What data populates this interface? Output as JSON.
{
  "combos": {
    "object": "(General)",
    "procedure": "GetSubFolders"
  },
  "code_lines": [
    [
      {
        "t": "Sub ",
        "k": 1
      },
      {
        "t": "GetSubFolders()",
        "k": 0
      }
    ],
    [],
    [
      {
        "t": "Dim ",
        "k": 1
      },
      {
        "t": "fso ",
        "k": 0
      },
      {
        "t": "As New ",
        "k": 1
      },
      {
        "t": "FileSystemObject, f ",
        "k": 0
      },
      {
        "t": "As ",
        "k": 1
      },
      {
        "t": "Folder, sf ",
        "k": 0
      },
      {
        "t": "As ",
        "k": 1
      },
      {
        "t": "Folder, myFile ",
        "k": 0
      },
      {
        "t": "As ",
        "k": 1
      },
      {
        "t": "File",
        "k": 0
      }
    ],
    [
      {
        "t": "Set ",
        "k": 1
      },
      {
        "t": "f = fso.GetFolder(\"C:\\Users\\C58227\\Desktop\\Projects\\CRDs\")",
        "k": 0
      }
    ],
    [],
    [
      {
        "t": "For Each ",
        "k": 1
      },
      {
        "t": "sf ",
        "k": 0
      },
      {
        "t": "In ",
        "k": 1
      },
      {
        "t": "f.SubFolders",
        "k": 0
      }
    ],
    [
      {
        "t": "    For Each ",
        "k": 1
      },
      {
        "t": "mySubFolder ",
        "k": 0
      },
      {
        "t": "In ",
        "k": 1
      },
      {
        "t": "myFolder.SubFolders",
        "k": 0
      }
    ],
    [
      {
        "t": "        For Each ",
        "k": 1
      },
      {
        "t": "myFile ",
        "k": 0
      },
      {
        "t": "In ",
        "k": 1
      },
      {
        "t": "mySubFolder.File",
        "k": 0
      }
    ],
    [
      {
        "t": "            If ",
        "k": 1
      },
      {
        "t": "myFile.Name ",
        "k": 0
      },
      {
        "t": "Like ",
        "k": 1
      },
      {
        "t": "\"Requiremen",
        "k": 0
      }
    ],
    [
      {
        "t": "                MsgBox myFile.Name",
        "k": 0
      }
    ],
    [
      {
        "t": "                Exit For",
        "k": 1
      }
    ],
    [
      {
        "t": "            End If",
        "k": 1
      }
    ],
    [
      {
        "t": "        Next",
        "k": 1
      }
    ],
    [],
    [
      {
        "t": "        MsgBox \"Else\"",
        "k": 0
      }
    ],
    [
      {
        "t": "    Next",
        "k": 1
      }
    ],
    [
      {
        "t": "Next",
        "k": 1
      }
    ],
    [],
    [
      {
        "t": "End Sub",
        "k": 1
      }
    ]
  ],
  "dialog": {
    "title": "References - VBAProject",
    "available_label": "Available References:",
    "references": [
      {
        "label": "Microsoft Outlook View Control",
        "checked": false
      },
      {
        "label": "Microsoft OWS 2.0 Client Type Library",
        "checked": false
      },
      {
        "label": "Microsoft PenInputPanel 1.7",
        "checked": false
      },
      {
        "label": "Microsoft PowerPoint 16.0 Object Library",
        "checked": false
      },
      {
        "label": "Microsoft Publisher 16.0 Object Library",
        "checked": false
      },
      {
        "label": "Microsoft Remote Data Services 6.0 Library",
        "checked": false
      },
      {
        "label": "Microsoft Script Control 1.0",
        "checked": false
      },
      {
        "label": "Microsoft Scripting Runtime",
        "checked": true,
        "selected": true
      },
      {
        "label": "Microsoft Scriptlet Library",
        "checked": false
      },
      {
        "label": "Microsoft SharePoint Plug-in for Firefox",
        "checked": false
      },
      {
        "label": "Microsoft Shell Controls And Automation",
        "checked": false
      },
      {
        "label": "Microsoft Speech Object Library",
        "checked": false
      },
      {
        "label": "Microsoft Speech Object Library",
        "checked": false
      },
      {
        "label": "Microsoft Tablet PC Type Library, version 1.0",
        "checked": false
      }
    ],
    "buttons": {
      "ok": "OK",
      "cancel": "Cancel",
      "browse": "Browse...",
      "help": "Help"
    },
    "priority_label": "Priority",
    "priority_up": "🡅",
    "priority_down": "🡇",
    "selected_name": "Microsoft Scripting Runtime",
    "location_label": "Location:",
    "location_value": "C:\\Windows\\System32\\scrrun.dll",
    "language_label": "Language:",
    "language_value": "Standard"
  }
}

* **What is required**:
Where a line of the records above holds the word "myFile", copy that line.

* **Solution to the exercise**:
        "t": "Folder, myFile ",
        "t": "myFile ",
        "t": "myFile.Name ",
        "t": "                MsgBox myFile.Name",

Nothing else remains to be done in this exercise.